You’ve heard plenty about the childhood obesity epidemic. What you may not know is that moms-to-be are contributing to the problem. When women weigh too much at conception or gain too much during pregnancy, they can set their children on the path to obesity and add to the next generation’s weight struggles.
"The ladies I met online while on bed rest were like virtual nurses!”
We had some really great replies to last week’s post about bacterial vaginosis and yeast infections. A few readers mentioned they’d had great results getting their personal flora and fauna in order by using probiotics or garlic, cutting out sugar and other non-medicinal methods. I’ve said it before, but want to be sure and mention it again: It’s normal to have yeast and bacteria in the vagina.
Heavy moms-to-be who follow a regular workout regimen are more likely to stay within the recommended weight-gain guidelines, according to a study of 82 second-trimester women published in the BJOG: An International Journal of Obstetrics and Gynecology. And it's best to start exercising earlier in pregnancy rather than later.
Sticking close to home is a must for some moms-to-be. Especially when we're talking about giving birth.
Home births jumped 29 percent in the time period from 2004 to 2009, "its highest level since researchers began collecting data 20 years earlier," according to an MSNBC.com report based on figures released by the Centers for Disease Control and Prevention (CDC).
The benefits of moving more during pregnancy begin immediately and last your whole life. Your baby will start reaping the benefits in utero, too. Here’s a laundry list of reasons to start exercising today, along with excuse-busting ways to overcome some common obstacles.
1. You’re likely to gain less weight. Research shows you might put on 7 pounds less than pregnant women who don’t work out, while still staying within the healthy weight-gain range.
A study of nearly 1 million pregnant U.S. women shows that up to one-third are not being screened for gestational diabetes and could develop this condition while they're expecting without even knowing it, USA Today reports.
A lack of diagnosis means that the diabetes is not being treated, which puts these babies at risk.
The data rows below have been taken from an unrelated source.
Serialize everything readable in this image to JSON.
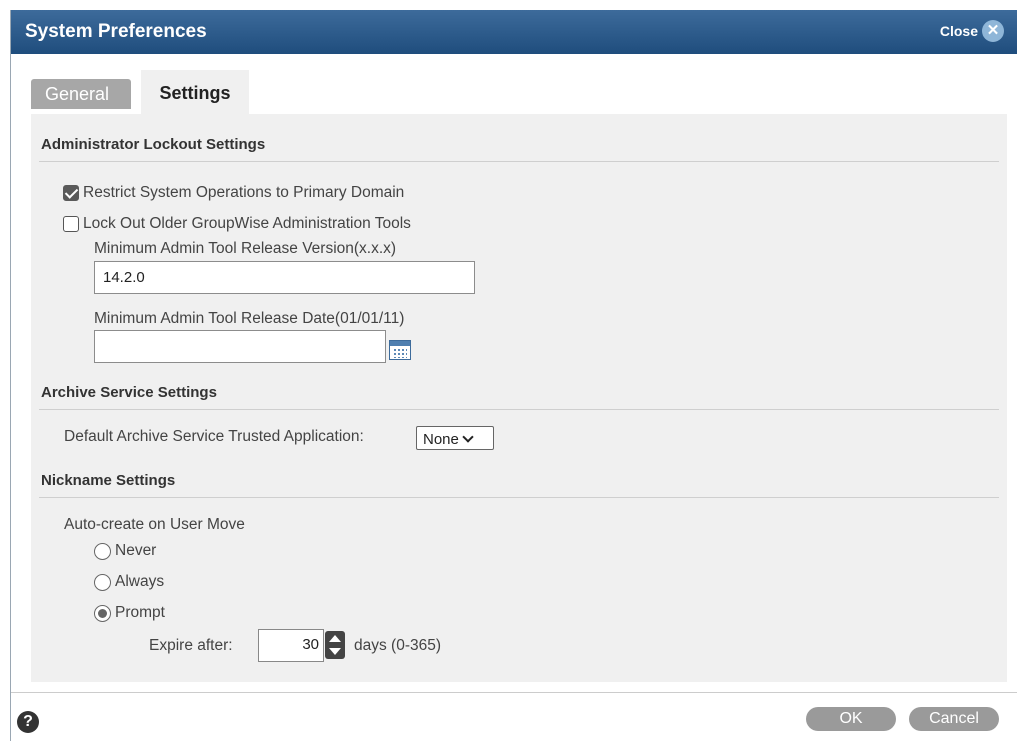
{
  "window": {
    "title": "System Preferences",
    "close_label": "Close",
    "close_icon": "x-circle-icon"
  },
  "tabs": [
    {
      "label": "General",
      "active": false
    },
    {
      "label": "Settings",
      "active": true
    }
  ],
  "admin_lockout": {
    "title": "Administrator Lockout Settings",
    "restrict_label": "Restrict System Operations to Primary Domain",
    "restrict_checked": true,
    "lockout_label": "Lock Out Older GroupWise Administration Tools",
    "lockout_checked": false,
    "min_version_label": "Minimum Admin Tool Release Version(x.x.x)",
    "min_version_value": "14.2.0",
    "min_date_label": "Minimum Admin Tool Release Date(01/01/11)",
    "min_date_value": ""
  },
  "archive": {
    "title": "Archive Service Settings",
    "trusted_app_label": "Default Archive Service Trusted Application:",
    "trusted_app_value": "None"
  },
  "nickname": {
    "title": "Nickname Settings",
    "auto_create_label": "Auto-create on User Move",
    "options": [
      {
        "label": "Never",
        "selected": false
      },
      {
        "label": "Always",
        "selected": false
      },
      {
        "label": "Prompt",
        "selected": true
      }
    ],
    "expire_label": "Expire after:",
    "expire_value": "30",
    "expire_unit": "days (0-365)"
  },
  "footer": {
    "help_icon": "question-circle-icon",
    "ok_label": "OK",
    "cancel_label": "Cancel"
  },
  "colors": {
    "titlebar": "#2a5887",
    "panel_bg": "#f0f0f0",
    "button_bg": "#9a9a9a"
  }
}
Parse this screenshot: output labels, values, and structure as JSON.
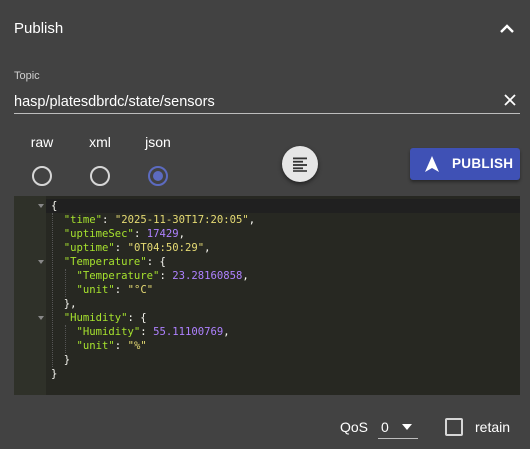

Nearly 30 percent of American women today are obese when they begin their pregnancies. This means they have a body mass index (BMI) of 30 or higher, as would a 5-foot-4-inch woman who weighs 175 pounds. Now, how much weight these women should gain while pregnant is being debated.